▶ _GOAL OF THE EXERCISE_
When "dartsearch" occurs in a line of the material, copy that line.

▶ _RECORDS SHOWN_

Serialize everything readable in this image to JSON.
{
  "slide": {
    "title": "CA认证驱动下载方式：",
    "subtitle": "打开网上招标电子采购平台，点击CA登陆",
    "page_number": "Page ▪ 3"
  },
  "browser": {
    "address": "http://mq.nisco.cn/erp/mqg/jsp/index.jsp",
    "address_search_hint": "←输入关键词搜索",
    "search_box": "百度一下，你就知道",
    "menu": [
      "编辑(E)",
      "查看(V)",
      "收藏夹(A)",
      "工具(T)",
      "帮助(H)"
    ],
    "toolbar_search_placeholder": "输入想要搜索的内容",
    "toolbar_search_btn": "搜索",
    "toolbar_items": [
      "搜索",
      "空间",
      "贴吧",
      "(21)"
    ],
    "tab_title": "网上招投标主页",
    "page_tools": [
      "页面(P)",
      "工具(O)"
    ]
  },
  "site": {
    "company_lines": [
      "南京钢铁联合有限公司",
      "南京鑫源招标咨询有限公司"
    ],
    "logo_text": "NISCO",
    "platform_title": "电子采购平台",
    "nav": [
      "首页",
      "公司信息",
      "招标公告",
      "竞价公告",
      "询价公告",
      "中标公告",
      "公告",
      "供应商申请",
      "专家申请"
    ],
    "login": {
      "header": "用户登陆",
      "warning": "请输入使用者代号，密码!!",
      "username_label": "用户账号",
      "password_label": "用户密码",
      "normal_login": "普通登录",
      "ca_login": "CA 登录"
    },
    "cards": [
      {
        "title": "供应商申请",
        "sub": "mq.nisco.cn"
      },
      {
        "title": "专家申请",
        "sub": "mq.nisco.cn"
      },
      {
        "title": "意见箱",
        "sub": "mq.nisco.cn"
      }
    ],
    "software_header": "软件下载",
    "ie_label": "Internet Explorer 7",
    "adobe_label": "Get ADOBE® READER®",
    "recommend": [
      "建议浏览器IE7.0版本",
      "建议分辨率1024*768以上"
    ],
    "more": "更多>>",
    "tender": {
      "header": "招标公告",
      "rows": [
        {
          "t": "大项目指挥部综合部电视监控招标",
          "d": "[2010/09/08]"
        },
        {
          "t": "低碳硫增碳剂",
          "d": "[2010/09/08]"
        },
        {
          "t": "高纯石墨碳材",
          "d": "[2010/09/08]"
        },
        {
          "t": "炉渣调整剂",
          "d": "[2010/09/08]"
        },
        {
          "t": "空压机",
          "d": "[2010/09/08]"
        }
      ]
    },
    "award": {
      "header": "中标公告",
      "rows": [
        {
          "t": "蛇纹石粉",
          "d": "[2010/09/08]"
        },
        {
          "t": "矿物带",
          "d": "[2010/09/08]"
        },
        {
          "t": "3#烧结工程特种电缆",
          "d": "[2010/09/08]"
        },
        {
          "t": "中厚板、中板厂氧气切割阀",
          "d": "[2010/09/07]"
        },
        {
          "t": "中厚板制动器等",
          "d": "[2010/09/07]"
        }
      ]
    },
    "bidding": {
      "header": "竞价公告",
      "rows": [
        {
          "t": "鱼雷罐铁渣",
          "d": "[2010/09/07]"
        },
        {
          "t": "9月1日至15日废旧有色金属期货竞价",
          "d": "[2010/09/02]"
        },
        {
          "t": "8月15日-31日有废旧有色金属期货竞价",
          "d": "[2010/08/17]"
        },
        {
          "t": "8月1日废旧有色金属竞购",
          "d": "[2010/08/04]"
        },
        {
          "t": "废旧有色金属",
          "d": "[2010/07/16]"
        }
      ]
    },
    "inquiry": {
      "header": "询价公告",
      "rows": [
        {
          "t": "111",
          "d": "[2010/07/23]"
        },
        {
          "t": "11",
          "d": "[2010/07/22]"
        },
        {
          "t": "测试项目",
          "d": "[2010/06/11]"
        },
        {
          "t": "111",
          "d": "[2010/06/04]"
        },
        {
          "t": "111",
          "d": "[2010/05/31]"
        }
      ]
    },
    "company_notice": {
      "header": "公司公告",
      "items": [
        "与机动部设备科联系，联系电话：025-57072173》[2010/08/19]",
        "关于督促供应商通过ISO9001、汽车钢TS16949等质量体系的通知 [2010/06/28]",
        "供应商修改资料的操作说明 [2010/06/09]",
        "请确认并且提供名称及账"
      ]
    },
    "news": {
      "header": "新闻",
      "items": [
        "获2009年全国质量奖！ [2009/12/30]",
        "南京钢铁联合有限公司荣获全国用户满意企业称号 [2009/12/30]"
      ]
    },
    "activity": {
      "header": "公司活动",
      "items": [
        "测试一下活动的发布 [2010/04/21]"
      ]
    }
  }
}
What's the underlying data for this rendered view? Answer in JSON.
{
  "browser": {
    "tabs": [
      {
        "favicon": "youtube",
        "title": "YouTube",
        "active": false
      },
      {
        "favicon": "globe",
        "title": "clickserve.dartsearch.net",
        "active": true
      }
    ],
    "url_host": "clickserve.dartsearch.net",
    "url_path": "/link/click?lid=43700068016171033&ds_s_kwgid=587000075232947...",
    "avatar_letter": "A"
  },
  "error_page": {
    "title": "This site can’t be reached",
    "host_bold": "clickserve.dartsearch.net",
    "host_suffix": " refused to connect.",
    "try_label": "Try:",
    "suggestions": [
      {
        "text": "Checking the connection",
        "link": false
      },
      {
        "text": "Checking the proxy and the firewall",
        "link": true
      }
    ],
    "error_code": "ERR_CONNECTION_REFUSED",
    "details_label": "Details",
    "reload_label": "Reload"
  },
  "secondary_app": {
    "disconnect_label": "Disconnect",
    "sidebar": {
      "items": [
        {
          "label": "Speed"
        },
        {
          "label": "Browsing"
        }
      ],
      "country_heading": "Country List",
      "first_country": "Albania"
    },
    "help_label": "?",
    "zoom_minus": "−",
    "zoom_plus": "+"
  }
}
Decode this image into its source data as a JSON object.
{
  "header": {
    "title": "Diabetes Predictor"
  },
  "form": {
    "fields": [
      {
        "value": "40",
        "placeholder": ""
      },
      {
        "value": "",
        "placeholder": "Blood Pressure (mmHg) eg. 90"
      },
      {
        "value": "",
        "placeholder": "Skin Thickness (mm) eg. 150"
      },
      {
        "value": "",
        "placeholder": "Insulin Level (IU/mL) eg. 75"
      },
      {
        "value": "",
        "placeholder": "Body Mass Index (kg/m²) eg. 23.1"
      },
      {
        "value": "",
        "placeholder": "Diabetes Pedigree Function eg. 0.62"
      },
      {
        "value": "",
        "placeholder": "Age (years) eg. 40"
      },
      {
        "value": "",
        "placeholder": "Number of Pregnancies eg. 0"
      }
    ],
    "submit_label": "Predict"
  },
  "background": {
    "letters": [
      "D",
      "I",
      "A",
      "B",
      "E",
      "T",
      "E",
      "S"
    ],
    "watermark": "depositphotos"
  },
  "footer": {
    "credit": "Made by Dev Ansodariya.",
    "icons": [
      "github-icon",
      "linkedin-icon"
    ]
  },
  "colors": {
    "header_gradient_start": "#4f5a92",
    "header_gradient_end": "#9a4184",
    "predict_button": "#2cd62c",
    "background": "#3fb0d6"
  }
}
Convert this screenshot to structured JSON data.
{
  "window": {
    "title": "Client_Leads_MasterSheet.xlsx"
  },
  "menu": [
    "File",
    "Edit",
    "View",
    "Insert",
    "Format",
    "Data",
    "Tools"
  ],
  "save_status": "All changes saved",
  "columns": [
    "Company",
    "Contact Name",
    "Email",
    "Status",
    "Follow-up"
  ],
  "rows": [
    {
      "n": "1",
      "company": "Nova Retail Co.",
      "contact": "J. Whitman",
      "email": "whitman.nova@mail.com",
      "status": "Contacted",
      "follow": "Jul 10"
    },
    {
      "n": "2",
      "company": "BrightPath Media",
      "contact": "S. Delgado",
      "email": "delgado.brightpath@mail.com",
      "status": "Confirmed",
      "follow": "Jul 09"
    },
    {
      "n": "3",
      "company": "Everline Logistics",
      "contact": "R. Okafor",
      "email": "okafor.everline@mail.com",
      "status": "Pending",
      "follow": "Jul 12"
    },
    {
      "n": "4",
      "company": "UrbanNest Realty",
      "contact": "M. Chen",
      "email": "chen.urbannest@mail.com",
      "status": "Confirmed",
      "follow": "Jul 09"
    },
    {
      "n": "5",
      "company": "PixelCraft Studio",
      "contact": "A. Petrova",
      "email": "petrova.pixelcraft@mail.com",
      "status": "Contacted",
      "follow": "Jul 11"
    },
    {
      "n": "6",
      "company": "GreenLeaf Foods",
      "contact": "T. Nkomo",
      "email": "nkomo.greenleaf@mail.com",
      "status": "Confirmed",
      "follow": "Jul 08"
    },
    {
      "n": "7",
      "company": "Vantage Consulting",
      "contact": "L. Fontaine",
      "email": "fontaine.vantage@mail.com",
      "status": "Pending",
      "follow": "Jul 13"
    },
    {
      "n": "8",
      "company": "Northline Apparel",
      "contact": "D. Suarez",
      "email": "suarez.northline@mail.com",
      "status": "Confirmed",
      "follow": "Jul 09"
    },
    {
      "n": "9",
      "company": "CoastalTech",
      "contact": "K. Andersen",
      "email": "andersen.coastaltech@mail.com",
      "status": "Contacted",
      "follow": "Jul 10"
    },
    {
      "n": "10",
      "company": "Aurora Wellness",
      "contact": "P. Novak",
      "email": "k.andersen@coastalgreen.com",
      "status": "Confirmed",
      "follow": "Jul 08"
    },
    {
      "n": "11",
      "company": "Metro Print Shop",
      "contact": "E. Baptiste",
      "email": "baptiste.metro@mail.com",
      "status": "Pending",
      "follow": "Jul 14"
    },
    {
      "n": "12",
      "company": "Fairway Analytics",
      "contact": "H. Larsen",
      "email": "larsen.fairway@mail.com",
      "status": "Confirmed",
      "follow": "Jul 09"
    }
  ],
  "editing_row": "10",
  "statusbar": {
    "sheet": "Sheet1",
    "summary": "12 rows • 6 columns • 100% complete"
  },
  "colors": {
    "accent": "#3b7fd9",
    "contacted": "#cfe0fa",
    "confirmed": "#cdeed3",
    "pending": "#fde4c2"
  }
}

▶ _OUTPUT BELOW_
        "title": "clickserve.dartsearch.net",
    "url_host": "clickserve.dartsearch.net",
    "host_bold": "clickserve.dartsearch.net",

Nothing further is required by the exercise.